Second, the Atlanta Braves are in serious talks with Scott Boras about Derek Lowe. Although it would be tough to see Lowe go to a division rival, the Braves need to do something after losing John Smoltz to the Red Sox this week. I’ll be shocked if the Braves offer Lowe a fourth year in his contract when the Mets wouldn’t go there. Other than that, Lowe is a good fit for the Braves. And there’s been talk that Chipper Jones called Lowe with a sales pitch for the Braves this week.

The Mets could always move on to Oliver Perez or Randy Wolf if they lose Lowe to the Braves. I’d be more comfortable if Lowe went to another division or the American League but that’s out of the Mets control.

Farewell Pedro, Mets Fans Hardly Knew You

pedrom11Although the signing of free agent pitcher Tim Redding to a one-year contract may seem very benign, it actually is significant for some current and former Mets. I thought that the Mets could have gotten Redding to sign a minor league deal. But by signing a major league deal, he’s guaranteed to be competing for the fifth spot in the starting rotation.

First, the impact of this signing means that Jonathan Niese and Bobby Parnell have a tougher fight to make the major league roster than they did earlier this week. I thought Niese, especially, had a great shot to secure the fifth spot in the rotation out of spring training. And that may still happen. But it won’t be easy. He’ll have to supplant Redding and his $2.25 million major league contract and relegate him to the bullpen. That won’t be easy. Most likely, Niese will start the season in Buffalo and have to work his way to the majors.
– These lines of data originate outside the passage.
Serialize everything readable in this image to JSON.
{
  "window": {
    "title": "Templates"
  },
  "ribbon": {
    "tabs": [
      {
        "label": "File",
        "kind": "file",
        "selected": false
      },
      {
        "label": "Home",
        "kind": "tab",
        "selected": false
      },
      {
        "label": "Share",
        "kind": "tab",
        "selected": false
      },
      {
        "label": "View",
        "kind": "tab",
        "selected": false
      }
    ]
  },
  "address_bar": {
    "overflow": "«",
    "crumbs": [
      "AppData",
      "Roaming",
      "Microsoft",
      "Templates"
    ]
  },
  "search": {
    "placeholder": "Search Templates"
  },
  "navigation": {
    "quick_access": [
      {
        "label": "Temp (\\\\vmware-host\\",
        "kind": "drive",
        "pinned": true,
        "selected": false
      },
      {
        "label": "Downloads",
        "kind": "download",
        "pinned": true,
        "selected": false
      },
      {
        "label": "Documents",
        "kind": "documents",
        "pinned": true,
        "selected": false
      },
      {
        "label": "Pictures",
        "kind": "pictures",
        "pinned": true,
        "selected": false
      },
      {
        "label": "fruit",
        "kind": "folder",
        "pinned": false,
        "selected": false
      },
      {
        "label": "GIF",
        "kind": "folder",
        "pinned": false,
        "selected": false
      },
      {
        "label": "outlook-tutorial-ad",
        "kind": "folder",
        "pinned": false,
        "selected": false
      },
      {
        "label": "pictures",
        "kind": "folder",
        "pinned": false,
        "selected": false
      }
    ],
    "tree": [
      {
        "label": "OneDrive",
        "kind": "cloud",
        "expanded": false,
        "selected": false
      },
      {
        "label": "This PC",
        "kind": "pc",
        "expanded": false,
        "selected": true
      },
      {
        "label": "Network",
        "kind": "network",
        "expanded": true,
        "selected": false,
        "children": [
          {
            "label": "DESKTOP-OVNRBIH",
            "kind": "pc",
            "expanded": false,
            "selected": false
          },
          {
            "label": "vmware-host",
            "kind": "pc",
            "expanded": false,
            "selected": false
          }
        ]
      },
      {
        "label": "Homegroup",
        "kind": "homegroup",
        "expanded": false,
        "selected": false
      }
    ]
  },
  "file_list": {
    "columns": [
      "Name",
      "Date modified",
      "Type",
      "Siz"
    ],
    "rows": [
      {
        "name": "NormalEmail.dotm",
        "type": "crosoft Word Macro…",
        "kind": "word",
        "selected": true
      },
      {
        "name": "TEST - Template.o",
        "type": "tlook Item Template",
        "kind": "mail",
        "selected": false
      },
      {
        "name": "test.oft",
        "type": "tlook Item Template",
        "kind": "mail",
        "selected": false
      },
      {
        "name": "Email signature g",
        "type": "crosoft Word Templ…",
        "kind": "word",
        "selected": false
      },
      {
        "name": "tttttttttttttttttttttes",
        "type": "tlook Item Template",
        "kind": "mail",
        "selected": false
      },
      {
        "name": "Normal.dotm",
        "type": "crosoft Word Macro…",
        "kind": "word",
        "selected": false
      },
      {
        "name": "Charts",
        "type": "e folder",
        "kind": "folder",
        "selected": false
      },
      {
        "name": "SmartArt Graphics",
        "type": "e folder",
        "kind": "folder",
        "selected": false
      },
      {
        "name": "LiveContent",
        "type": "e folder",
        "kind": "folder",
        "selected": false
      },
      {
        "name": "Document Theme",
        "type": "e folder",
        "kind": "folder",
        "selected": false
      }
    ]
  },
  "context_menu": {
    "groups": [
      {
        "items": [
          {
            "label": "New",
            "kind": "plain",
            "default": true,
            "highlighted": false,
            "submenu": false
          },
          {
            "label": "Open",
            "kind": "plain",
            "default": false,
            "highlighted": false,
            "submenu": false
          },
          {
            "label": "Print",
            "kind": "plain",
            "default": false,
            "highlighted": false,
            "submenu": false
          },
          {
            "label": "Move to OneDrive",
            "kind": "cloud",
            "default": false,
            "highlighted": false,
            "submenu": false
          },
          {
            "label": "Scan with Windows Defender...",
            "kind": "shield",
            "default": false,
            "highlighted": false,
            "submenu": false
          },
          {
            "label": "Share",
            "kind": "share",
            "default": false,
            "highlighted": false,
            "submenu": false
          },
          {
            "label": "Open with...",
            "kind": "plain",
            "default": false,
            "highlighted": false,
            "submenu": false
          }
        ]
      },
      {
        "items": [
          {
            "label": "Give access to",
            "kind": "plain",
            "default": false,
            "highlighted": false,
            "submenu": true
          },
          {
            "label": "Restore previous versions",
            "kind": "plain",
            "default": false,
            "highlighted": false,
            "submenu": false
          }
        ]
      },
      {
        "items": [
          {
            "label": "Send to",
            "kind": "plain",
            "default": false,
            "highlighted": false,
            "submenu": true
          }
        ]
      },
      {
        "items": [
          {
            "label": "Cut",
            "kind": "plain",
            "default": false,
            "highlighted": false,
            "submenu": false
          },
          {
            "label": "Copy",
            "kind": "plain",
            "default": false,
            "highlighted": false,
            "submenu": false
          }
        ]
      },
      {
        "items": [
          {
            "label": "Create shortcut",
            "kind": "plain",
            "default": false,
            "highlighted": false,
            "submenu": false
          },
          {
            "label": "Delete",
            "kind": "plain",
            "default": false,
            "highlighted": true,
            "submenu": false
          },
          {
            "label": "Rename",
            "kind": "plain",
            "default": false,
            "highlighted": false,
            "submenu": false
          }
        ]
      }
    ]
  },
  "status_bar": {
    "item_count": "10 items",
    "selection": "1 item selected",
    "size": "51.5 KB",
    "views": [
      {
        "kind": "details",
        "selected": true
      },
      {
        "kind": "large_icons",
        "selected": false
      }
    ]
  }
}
Second, the Mets haven’t ruled out Pedro Martinez returning to the Mets. And Pedro wants to come back to the Mets. By signing Redding the Mets have all but eliminated the possibility of Pedro coming back. Pedro likely won’t come back with a minor league contract. And Pedro won’t work out of the bullpen for the Mets. He’s a first ballot Hall of Famer not a long reliever.

Let me preface this next paragraph by saying, I think Pedro is great. That said, I don’t want him back again. This is a time where we should look back on Pedro’s four years with the Mets because he won’t be coming back. And that’s okay.

Don’t feel bad for Pedro. He’ll be just fine. He’s made just over $146 million in his career. In his 17 year career, Pedro made about 36% of his money from the Mets over four years. The Mets were extremely generous to Pedro.

Pedro’s Mets career was great in 2005, but a disaster since then. We only saw Pedro in 79 games total as a Met. His record over the four year span was 32-23, not exactly beefing up his Hall of Fame resume. Since 2005 we’ve only seen Pedro in 48 games during the last three years of his contract.

Although it would be nice to see Pedro come back and get a chance to redeem himself for the last three miserable seasons he spent with the Mets, it’s not going to happen. I don’t say farewell to Pedro  with the same disdain that Yankees fans said goodbye to Carl Pavano. Pedro was almost always with the team, supporting them from the dugout. You can’t say that he didn’t care, he did.

The bottom line is that you have to be able to be on the field to make a contribution. And Pedro just couldn’t do that. Farewell Pedro, best of luck to you. See you in Cooperstown but it won’t be as a Met.

Flickr photo courtesy of bryce_edwards.